Then again, with Dover Street also offering works from Nick Knight's Showstudio.com (live interviews are planned to be hosted from its corner), the Parisian specialist photography bookshop Galerie 213 and dealer in leftfield antiques Emma Watkins, this is as much an artistic space as new West End fashion mansion -- one fitting for a designer who has also turned her vision to graphics, packaging and exhibition design. Perhaps it is too eclectic, too scarily on the button for the more mainstream tastes. Kawakubo is hoping not. Dover Street is not aimed at being some grand but loss-making brand statement: first year sales are expected to be around $5m.
"I've always said I'm not an artist. For me, fashion design is a business," she says, with some determination. "It's just one way of doing business. It's my job. It's what I do. But it also stems perhaps from wanting people to be free and independent. It's a good way of encouraging people to be like that, through fashion design. It's a convenient and simple way of giving that independence, because everybody has to wear clothes. Fashion design is a good way of expressing values that are important to me: work hard, get strong, work together, live for what you believe in. For me, fashion design is just an expression of what I feel about life.
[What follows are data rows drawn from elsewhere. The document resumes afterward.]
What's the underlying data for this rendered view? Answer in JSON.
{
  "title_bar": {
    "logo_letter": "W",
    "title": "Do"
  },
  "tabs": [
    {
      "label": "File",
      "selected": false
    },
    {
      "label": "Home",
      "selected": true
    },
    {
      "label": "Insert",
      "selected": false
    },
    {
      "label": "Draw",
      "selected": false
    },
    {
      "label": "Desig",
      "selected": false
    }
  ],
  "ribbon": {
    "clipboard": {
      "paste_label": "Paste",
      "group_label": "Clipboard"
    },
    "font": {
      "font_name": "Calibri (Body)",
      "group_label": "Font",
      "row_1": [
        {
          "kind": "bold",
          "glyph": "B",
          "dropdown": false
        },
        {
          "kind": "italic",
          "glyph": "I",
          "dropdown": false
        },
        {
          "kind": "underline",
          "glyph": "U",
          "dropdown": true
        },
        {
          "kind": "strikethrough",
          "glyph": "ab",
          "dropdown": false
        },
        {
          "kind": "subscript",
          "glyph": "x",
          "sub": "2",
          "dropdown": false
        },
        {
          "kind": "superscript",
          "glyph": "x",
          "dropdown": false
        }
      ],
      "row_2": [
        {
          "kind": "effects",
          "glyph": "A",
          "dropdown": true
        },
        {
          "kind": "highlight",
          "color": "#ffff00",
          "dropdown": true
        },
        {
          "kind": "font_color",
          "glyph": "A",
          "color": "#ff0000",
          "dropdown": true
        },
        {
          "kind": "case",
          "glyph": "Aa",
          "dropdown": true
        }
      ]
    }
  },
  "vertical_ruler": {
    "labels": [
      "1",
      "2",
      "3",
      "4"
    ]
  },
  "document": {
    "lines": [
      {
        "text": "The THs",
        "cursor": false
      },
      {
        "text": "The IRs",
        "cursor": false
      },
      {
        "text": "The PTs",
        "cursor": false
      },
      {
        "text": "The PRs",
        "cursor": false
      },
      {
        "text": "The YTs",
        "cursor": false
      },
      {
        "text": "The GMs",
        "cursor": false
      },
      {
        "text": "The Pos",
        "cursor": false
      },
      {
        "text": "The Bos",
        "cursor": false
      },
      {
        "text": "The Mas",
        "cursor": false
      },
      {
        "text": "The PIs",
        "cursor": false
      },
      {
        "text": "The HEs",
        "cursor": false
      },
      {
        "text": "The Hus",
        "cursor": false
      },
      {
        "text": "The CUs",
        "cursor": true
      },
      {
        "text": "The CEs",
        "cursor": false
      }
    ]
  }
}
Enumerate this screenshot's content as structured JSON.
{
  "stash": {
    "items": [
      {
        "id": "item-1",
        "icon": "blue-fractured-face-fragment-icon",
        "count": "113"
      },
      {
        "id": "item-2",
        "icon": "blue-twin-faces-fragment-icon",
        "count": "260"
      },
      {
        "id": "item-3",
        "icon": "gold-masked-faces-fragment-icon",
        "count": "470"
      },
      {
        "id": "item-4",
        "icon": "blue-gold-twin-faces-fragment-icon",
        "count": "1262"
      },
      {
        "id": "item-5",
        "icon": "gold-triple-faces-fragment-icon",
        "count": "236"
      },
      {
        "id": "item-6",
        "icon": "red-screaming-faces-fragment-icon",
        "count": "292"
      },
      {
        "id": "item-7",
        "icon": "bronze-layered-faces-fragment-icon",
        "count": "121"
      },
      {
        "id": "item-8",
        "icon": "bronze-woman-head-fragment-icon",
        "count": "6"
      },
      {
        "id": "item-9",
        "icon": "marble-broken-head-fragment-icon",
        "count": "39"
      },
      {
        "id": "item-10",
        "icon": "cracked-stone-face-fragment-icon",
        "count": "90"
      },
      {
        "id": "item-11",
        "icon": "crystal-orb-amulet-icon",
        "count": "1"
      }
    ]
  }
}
But it is also commercial." And then there is a moment of hesitation, before her notorious dislike of the interview process, mixed with pre-opening nerves, sends her scuttling off to contend with some other unsettling problem she has spotted in her new store. "It's not false modesty, but there is this feeling of never being ever totally satisfied with a lot of what I do," she concludes. "I just need to carry on doing what I need to do."
To celebrate the opening of Dover Street Market, Rei Kawakubo co-ordinated these images with photographer Steve Smith and stylist David Lamb.
Text Josh Sims
Photography Kirby Koh
From i-D, The Expressionist Issue, No. 249, November 2004